  7. #67
    Senior Member
    Joined
    Jan 2014
    Posts
    10,165
    Thanks
    2648

    From
    California
    Quote Originally Posted by Æthelfrith View Post
    But they do state the obvious: there are heterogeneous effects, ensuring that well-being effects are not known.

    I've already referred to three key aspects: First, monopsony does predict some firm exit effects are possible (but the overall well-being effect is ambiguous). Second, there will be voluntary reductions in hours because of backward bending labour supply effects. Third, there will also be reduction in hours because low wages and working poverty are not perfectly matched (e.g. second earner effects). Essentially anyone saying "workers are $125 worse off" has zero understanding of basic economics.
    Mr. Ethelfrith,

    LOL, if you can dazzle them with brilliance, baffle them with bullshit, wot? Or in your case, throw out a bunch of economic terms that have nothing to do with the discussion, then hope nobody knows what they mean.

    First, there is not a monopsony, but rather a market with multiple players, ergo, the businesses involved are not forced to cater to just one client or group. Second, in the upper echelon of pay scales, workers may choose to reduce hours or will be happy to work reduced hours, but at the very bottom end, workers want as many hours and as much pay as the businesses are willing to give them.

    Your third point is spot on and is the issue.
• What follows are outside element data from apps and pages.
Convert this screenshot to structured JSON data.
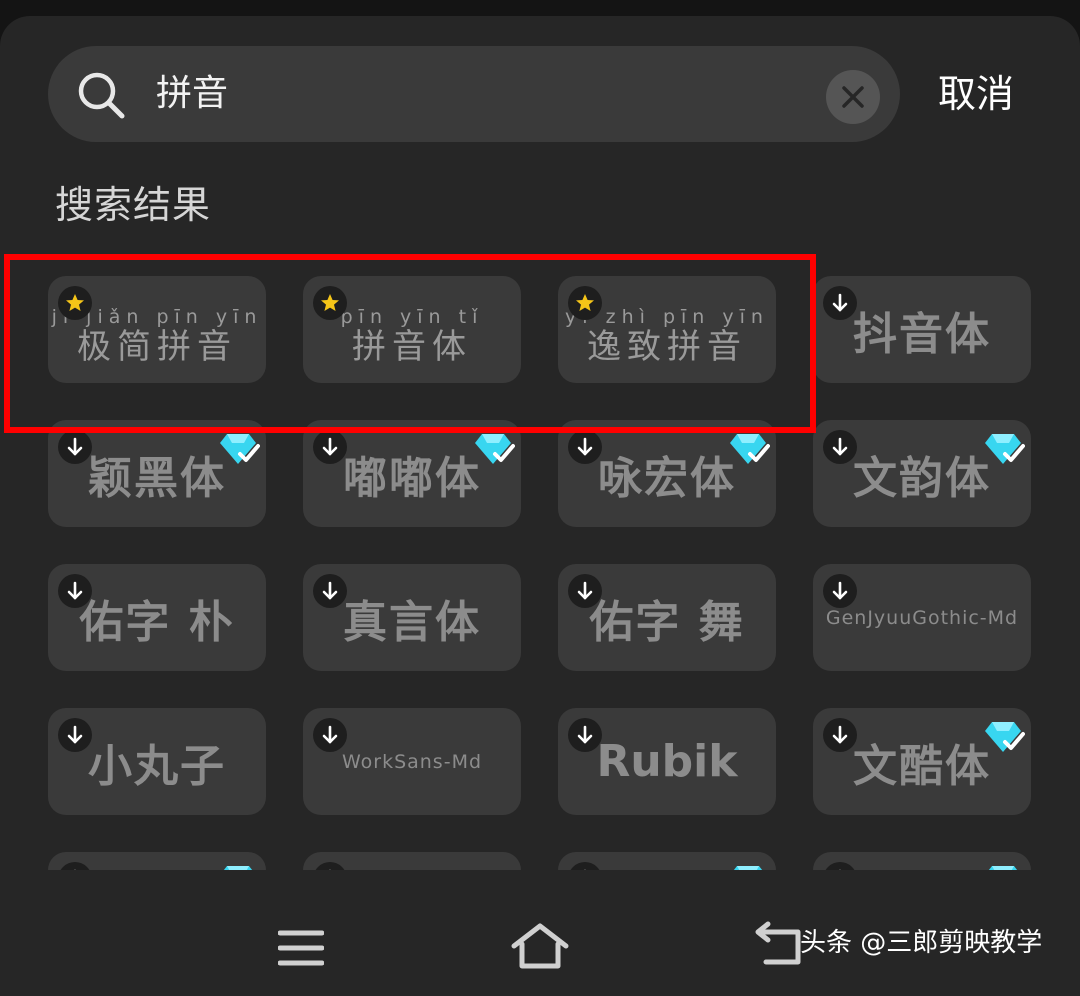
{
  "search": {
    "query": "拼音",
    "cancel_label": "取消"
  },
  "section_title": "搜索结果",
  "fonts": [
    {
      "label": "极简拼音",
      "pinyin": "jí jiǎn pīn yīn",
      "badge": "star",
      "vip": false
    },
    {
      "label": "拼音体",
      "pinyin": "pīn yīn tǐ",
      "badge": "star",
      "vip": false
    },
    {
      "label": "逸致拼音",
      "pinyin": "yì zhì pīn yīn",
      "badge": "star",
      "vip": false
    },
    {
      "label": "抖音体",
      "badge": "download",
      "vip": false
    },
    {
      "label": "颖黑体",
      "badge": "download",
      "vip": true
    },
    {
      "label": "嘟嘟体",
      "badge": "download",
      "vip": true
    },
    {
      "label": "咏宏体",
      "badge": "download",
      "vip": true
    },
    {
      "label": "文韵体",
      "badge": "download",
      "vip": true
    },
    {
      "label": "佑字 朴",
      "badge": "download",
      "vip": false
    },
    {
      "label": "真言体",
      "badge": "download",
      "vip": false
    },
    {
      "label": "佑字 舞",
      "badge": "download",
      "vip": false
    },
    {
      "label": "GenJyuuGothic-Md",
      "badge": "download",
      "vip": false
    },
    {
      "label": "小丸子",
      "badge": "download",
      "vip": false
    },
    {
      "label": "WorkSans-Md",
      "badge": "download",
      "vip": false
    },
    {
      "label": "Rubik",
      "badge": "download",
      "vip": false
    },
    {
      "label": "文酷体",
      "badge": "download",
      "vip": true
    },
    {
      "label": "",
      "badge": "download",
      "vip": true
    },
    {
      "label": "",
      "badge": "download",
      "vip": false
    },
    {
      "label": "",
      "badge": "download",
      "vip": true
    },
    {
      "label": "",
      "badge": "download",
      "vip": true
    }
  ],
  "nav": {
    "icons": [
      "menu-icon",
      "home-icon",
      "back-icon"
    ]
  },
  "watermark": "头条 @三郎剪映教学",
  "colors": {
    "highlight": "#ff0000",
    "star": "#f5c518",
    "vip": "#38d6f0"
  }
}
Businesses need to cut costs, so they will cut the hours of the lowest wage earners, getting them to do as much in less time.

    And by your saying "a worker who needs all the money he can get, earning $125 less is not worse off" shows that it is you that has zero understanding of basic economics.

  8. #68
    quichierbichen
    Joined
    Feb 2010
    Posts
    61,290
    Thanks
    33142

    From
    in my head
    Quote Originally Posted by Æthelfrith View Post
    It all comes down to how economists separate wage effects into income effects and substitution effects. We typically assume that substitution effects dominate. Thus, as wages increase folk will naturally shift hours from leisure to labour. However, with a backward bending curve all bets are off. For various reasons an increase in wage can actually reduce hours worked.
    Okay. That was clear as mud in terms of explaining how your point counters the points of others. Seems like you are saying the same thing.

  9. #69
    Scucca Æthelfrith's Avatar
    Joined
    Jun 2010
    Posts
    6,944
    Thanks
    1458

    Quote Originally Posted by Rasselas View Post
    Okay. That was clear as mud in terms of explaining how your point counters the points of others. Seems like you are saying the same thing.
    Nope. They are stating involuntary hours effects necessarily make people worse off. I've done what they can't: refer to labour supply analysis to indicate how voluntary hours effects are expected.

  10. #70
    Senior Member
    Joined
    Jan 2014
    Posts
    10,165
    Thanks
    2648

    From
    California
    Quote Originally Posted by Rasselas View Post
    Of course, that's not true of some products. Education is an example. Luxury products are another.
    Mr. Rasselas,

    It is economic theory where as wages and compensation increases, workers will opt for more time off in compensation....

    In short, it has nothing to do with this discussion.

Page 7 of 41 FirstFirst ... 5678917 ... LastLast

Similar Threads

  1. Replies: 45
    Last Post: 14th November 2015, 01:22 PM
  2. Seattle’s minimum wage increase ‘shuttering’ businesses
    By meridian5455 in forum Current Events
    Replies: 232
    Last Post: 20th March 2015, 09:28 AM
  3. Seattle eateries closing as $15 minimum wage approaches
    By timslash in forum Current Events
    Replies: 45
    Last Post: 17th March 2015, 03:03 PM
  4. Job Growth Grows in States that raised minimum wage.
    By Michele in forum Current Events
    Replies: 9
    Last Post: 24th October 2014, 06:38 AM
  5. Replies: 31
    Last Post: 15th July 2014, 12:02 AM

Search tags for this page

Click on a term to search for related topics.

Tags for this Thread


Facebook Twitter RSS Feed